Question: Comparing WGS, WXS, and SNP Array data
gravatar for novice
3.6 years ago by
United States
novice960 wrote:


I have samples that are processed in three ways: whole genome seqeuncing, whole exome sequencing, and infinium SNP array. I'm looking for suggestions on how I could compare these data to see how much variance there exists simply due to using different technologies. Specifically, I'm interested in copy number analysis. My initial thought is to obtain the log ratios for each and then see the correlation in log ratio between different methods. I can get the log ratio for SNP array data, but I don't know how to do it for WGS or WES. Has anyone done something similar in the past? I also can't seem to find any recent work that has done this kind of work before, so I would appreciate any pointers.

snp wgs • 2.6k views
ADD COMMENTlink modified 3.6 years ago by charco50 • written 3.6 years ago by novice960

To look for differences, I'd compare SNPs, indels, etc for base difference, position difference, even the call quality. But for CNVs, I am not sure if the SNP array will cooperate unless your SNP array results are different from what I have seen. In general, don't you usually get a genotype call per locus for each sample with SNP array? That said, I have seen people run PCR/qPCR with fluorescence-labeled SNP tags though to get an idea of copy number. Maybe you have this kind of data.

ADD REPLYlink written 3.6 years ago by berge201590
gravatar for charco
3.6 years ago by
charco50 wrote:

The resolution of SNP arrays WGS and WXS is quite different. Generally WGS and WXS will be able to call more focal copy number changes. It is important to take this into account in your comparison.

There are various software packages for calling copy numbers from sequencing, far too many to list here.

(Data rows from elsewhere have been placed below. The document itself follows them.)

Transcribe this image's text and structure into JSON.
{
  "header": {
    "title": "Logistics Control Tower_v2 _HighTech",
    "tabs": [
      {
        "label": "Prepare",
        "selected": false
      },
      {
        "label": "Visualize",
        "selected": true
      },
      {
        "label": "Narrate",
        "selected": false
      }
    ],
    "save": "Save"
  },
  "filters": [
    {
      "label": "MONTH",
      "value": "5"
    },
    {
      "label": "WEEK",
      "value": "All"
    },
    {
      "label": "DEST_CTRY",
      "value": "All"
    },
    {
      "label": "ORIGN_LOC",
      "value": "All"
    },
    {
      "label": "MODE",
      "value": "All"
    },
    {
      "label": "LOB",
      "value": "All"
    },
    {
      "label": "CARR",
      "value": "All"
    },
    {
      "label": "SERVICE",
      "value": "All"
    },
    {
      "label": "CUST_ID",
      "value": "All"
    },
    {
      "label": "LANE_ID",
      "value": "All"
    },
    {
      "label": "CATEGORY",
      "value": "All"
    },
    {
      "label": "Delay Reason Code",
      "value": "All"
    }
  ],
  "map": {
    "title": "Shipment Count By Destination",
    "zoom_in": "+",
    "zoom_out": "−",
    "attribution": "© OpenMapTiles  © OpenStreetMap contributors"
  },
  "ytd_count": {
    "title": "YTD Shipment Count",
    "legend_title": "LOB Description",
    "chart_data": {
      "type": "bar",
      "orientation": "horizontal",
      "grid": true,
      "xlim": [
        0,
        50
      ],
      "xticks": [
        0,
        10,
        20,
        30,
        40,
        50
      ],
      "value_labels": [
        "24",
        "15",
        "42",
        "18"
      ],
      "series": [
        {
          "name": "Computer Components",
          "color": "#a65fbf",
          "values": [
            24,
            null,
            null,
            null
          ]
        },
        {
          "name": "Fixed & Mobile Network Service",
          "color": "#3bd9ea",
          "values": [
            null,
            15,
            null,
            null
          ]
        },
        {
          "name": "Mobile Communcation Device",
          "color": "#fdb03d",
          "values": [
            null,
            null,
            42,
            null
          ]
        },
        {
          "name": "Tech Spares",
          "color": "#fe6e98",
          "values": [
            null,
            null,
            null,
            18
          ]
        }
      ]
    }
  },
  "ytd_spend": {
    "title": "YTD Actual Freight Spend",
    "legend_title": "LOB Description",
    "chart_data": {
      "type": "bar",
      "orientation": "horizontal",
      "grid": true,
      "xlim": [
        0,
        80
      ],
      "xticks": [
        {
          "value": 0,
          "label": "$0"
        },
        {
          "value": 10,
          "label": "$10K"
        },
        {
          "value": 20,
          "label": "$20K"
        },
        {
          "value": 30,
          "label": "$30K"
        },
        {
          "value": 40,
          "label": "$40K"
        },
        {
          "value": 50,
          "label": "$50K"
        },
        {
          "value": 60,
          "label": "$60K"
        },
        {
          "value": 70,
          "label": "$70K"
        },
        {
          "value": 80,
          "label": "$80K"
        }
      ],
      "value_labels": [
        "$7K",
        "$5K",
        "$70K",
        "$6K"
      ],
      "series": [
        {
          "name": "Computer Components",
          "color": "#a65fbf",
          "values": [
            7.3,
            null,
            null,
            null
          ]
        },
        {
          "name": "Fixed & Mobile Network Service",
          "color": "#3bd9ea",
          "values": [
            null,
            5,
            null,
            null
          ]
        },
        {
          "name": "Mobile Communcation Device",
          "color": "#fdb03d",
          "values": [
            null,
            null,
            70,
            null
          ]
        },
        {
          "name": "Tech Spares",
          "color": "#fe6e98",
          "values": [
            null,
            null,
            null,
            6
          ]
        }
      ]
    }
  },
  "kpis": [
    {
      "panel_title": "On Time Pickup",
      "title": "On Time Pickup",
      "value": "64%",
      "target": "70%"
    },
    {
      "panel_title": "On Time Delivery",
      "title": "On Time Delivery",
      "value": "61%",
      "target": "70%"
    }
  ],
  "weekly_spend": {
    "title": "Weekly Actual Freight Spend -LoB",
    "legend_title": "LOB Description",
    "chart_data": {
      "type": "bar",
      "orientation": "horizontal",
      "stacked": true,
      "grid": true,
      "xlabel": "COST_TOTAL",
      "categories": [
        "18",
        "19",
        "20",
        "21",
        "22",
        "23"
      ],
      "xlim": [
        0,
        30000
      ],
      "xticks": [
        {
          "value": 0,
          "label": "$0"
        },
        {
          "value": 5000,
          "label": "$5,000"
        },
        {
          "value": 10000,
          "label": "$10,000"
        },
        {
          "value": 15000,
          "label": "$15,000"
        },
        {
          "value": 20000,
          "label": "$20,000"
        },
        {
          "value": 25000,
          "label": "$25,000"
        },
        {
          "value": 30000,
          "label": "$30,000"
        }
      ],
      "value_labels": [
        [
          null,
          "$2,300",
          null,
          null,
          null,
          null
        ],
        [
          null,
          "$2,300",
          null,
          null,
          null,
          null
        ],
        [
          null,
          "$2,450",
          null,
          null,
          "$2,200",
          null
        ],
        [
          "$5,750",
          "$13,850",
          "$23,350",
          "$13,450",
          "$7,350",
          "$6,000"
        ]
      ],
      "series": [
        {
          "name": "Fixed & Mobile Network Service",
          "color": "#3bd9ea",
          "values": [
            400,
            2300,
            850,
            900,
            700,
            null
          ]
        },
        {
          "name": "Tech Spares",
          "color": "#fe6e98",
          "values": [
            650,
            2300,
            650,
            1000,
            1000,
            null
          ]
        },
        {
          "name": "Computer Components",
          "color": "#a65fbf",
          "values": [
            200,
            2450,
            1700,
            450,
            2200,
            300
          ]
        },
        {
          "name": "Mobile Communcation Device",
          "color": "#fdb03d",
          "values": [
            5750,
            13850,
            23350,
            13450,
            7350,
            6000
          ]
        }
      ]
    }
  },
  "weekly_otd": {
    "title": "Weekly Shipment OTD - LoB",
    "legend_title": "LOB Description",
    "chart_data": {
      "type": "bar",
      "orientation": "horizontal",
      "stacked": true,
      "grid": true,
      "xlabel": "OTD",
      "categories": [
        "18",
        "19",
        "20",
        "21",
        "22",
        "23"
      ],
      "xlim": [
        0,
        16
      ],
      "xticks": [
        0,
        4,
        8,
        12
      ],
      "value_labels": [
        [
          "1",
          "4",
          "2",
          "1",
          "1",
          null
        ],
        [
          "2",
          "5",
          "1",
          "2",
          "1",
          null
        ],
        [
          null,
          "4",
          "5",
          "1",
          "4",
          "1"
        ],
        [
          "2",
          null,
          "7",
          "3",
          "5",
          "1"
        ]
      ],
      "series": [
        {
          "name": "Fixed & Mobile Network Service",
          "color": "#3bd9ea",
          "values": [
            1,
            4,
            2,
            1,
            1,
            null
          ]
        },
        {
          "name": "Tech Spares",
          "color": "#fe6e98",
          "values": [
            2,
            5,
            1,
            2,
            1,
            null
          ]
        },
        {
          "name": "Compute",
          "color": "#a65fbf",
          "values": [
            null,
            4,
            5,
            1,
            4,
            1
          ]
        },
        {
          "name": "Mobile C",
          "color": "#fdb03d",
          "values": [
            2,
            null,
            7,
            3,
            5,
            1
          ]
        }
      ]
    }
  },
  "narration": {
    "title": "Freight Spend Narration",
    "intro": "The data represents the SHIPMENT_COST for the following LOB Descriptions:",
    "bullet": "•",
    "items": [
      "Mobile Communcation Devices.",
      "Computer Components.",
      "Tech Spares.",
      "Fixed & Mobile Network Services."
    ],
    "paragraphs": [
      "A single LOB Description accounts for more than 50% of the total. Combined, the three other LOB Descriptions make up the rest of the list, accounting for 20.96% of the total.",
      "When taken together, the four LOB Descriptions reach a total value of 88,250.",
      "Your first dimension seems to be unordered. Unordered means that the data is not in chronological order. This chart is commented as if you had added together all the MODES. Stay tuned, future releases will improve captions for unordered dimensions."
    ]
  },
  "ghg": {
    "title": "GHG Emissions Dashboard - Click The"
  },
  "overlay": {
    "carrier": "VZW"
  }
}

I provide some examples of packages I have used.

This works on tumour samples:

For WXS and WGS, log ratios could be obtained using CopywriteR: Integer copy numbers could come from facets:

ADD COMMENTlink written 3.6 years ago by charco50

I've been working with CopwriteR and it does exactly what I was looking for; thanks. However, it is extremely slow on WGS data. Do you know of a more efficient (probably by being more parallelizable) tool?

ADD REPLYlink written 3.6 years ago by novice960

I couldn't quite tell from you comment - are you using the parallel functionality of CopywriteR?

ADD REPLYlink written 3.6 years ago by charco50

Yes. The problem is that CopywriteR is only parallel in the sense that it can work with multiple samples at the same time.

ADD REPLYlink written 3.6 years ago by novice960
gravatar for rkostadi
3.6 years ago by
rkostadi60 wrote:

The key is to get the break points right. See if the 3 segmented wgs wxs array profiles get the same or different break points for CN events. Segmentation is art. Also, all 3 platforms will give you allelic imbalance information, use it. Evaluate # of events called by 1,2,3, concordance in break point positions, etc. Segmentation methods like to smooth profiles, whereas the genome is not smooth at break points it is a discrete "cut". Signal intensity - log r ratio, and read depth will vary, wxs will be wild due to gc bias, nad capture, wgs will have low read depth, array will probably not have a good dynamic range.

Good luck.

ADD COMMENTlink written 3.6 years ago by rkostadi60
Please log in to add an answer.


Use of this site constitutes acceptance of our User Agreement and Privacy Policy.
Powered by Biostar version 2.3.0
Traffic: 1677 users visited in the last hour